[[ Data shown open ]]

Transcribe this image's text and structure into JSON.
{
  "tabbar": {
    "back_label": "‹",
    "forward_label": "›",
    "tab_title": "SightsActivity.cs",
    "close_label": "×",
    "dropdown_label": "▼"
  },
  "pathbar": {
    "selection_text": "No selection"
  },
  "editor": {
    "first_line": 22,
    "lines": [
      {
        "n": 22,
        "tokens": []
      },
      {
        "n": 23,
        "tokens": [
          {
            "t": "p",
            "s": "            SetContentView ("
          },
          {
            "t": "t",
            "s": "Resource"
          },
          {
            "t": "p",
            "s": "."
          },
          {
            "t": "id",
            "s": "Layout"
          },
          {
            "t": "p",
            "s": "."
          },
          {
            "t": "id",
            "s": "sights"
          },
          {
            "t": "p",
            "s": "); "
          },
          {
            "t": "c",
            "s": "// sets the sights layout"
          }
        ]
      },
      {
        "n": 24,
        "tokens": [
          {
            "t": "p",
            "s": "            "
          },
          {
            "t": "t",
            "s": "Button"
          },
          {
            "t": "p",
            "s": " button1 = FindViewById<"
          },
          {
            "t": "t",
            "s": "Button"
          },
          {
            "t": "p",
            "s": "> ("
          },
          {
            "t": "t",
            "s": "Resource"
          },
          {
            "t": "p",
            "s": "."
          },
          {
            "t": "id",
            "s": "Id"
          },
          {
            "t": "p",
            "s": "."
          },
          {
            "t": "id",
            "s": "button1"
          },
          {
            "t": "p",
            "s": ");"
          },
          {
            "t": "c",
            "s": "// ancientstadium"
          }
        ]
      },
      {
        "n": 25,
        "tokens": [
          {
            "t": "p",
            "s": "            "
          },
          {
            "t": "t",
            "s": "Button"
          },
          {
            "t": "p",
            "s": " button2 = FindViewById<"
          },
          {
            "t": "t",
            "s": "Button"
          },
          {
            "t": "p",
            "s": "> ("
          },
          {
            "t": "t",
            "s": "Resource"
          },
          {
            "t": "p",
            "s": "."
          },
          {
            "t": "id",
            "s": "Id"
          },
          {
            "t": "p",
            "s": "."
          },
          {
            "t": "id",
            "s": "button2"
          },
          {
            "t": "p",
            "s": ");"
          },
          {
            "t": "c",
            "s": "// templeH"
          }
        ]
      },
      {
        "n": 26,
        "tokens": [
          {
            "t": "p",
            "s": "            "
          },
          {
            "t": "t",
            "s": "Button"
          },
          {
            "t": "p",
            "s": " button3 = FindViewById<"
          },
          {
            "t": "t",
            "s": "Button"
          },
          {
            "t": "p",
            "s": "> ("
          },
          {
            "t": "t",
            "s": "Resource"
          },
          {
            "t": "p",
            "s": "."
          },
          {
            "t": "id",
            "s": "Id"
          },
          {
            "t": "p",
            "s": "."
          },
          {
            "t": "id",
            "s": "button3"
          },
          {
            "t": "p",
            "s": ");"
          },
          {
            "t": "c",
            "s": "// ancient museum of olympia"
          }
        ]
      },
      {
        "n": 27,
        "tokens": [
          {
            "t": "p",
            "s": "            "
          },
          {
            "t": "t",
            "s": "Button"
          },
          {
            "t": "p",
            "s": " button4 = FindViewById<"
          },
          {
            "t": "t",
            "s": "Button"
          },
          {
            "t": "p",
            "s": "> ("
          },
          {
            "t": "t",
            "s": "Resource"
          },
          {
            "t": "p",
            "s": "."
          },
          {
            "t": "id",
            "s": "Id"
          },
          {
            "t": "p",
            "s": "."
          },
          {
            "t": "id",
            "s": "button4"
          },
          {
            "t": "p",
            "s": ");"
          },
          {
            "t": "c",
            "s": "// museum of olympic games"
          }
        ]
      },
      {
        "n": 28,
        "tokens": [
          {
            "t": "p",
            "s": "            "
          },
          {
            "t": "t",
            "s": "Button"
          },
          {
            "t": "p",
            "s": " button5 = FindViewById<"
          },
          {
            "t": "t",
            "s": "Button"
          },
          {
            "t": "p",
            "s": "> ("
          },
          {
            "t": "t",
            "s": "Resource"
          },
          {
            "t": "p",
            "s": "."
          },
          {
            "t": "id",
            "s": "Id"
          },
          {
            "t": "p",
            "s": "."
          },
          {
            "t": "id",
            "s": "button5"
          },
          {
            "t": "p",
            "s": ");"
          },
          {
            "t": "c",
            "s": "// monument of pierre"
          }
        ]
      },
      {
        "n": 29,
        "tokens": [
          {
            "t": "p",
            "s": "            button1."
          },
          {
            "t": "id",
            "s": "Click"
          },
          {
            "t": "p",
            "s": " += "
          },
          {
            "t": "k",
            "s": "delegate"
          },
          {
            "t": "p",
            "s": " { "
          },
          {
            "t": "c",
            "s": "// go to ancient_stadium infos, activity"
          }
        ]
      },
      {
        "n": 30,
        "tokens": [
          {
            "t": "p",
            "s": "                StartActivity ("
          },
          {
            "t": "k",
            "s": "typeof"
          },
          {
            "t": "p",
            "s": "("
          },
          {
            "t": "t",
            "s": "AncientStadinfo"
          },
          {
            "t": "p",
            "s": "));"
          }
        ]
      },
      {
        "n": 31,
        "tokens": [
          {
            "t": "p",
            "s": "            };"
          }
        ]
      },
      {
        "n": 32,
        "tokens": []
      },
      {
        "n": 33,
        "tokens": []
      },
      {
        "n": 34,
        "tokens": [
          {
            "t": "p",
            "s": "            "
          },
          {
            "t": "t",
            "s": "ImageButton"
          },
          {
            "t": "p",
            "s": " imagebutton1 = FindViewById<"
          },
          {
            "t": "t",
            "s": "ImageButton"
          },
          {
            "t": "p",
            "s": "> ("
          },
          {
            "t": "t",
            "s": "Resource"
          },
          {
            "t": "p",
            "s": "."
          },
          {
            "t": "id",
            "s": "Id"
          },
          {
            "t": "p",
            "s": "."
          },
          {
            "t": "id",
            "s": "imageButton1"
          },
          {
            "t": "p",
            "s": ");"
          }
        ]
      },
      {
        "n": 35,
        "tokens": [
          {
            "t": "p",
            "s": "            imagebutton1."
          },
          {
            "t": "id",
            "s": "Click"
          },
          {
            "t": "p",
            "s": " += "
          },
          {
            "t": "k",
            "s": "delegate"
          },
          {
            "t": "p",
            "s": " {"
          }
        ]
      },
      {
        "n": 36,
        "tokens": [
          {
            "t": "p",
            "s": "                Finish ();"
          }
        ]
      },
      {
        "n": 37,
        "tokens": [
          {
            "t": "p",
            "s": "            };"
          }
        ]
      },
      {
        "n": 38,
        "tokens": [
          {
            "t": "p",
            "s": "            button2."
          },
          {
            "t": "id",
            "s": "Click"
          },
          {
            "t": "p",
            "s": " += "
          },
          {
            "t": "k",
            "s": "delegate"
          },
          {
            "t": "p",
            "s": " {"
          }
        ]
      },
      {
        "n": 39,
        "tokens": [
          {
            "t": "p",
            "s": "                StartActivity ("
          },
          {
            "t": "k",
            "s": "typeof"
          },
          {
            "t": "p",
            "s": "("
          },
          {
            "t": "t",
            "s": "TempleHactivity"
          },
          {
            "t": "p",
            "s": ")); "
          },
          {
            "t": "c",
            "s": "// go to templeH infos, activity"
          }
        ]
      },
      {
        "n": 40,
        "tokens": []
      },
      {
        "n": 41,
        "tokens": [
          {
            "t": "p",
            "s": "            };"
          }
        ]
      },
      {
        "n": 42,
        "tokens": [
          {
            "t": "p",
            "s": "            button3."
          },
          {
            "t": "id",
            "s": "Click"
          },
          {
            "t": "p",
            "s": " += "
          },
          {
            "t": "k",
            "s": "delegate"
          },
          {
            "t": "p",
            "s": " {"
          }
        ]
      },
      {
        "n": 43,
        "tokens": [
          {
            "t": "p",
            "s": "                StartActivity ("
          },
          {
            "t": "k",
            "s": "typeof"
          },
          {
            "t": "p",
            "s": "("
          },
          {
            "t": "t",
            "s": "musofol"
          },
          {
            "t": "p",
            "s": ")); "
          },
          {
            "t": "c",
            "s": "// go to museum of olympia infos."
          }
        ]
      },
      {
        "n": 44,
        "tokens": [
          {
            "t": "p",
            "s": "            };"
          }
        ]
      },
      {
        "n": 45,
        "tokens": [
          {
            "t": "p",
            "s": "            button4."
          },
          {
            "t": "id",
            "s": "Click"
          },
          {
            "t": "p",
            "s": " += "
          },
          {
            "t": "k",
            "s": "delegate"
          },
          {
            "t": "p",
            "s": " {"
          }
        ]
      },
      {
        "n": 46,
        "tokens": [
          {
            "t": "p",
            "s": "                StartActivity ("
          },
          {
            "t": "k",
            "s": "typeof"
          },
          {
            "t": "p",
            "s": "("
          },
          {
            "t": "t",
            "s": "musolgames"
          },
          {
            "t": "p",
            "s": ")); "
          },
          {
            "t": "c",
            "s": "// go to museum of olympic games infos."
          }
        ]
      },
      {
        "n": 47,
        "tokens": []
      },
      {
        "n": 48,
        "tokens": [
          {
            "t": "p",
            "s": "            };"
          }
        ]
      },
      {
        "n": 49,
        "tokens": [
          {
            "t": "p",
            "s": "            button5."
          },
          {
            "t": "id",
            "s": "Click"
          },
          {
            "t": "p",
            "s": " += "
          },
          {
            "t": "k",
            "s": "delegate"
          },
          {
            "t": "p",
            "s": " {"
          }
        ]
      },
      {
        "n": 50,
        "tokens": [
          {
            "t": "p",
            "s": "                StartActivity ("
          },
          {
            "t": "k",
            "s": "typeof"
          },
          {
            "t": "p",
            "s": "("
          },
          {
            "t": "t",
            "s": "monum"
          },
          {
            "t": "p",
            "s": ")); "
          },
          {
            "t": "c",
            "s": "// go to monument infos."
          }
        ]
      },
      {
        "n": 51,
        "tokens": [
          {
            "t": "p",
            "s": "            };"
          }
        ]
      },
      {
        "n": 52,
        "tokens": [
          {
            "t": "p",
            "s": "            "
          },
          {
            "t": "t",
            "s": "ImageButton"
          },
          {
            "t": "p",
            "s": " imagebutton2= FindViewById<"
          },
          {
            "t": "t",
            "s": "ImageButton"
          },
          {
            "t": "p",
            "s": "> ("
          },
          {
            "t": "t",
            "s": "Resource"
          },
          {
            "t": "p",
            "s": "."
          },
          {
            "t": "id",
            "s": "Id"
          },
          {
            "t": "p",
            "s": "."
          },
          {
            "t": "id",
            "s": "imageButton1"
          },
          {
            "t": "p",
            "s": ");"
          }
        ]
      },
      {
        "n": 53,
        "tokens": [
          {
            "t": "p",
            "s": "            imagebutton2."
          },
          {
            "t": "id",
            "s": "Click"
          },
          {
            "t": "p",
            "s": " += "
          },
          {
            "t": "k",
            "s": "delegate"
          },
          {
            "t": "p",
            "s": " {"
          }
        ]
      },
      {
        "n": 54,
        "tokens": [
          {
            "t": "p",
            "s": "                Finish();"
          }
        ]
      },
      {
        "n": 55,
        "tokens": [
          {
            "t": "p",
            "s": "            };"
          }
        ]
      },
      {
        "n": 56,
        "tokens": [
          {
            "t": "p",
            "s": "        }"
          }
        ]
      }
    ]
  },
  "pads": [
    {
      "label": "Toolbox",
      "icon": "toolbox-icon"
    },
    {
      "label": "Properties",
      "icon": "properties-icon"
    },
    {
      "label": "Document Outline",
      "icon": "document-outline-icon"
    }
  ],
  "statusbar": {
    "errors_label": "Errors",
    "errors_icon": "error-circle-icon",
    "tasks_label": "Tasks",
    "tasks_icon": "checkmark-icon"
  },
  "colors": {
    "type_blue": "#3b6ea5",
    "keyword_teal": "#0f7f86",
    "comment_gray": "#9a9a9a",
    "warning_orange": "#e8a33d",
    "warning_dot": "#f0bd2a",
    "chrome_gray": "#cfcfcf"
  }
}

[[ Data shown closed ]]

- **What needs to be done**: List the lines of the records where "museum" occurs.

- **Worked solution**:
            "s": "// ancient museum of olympia"
            "s": "// museum of olympic games"
            "s": "// go to museum of olympia infos."
            "s": "// go to museum of olympic games infos."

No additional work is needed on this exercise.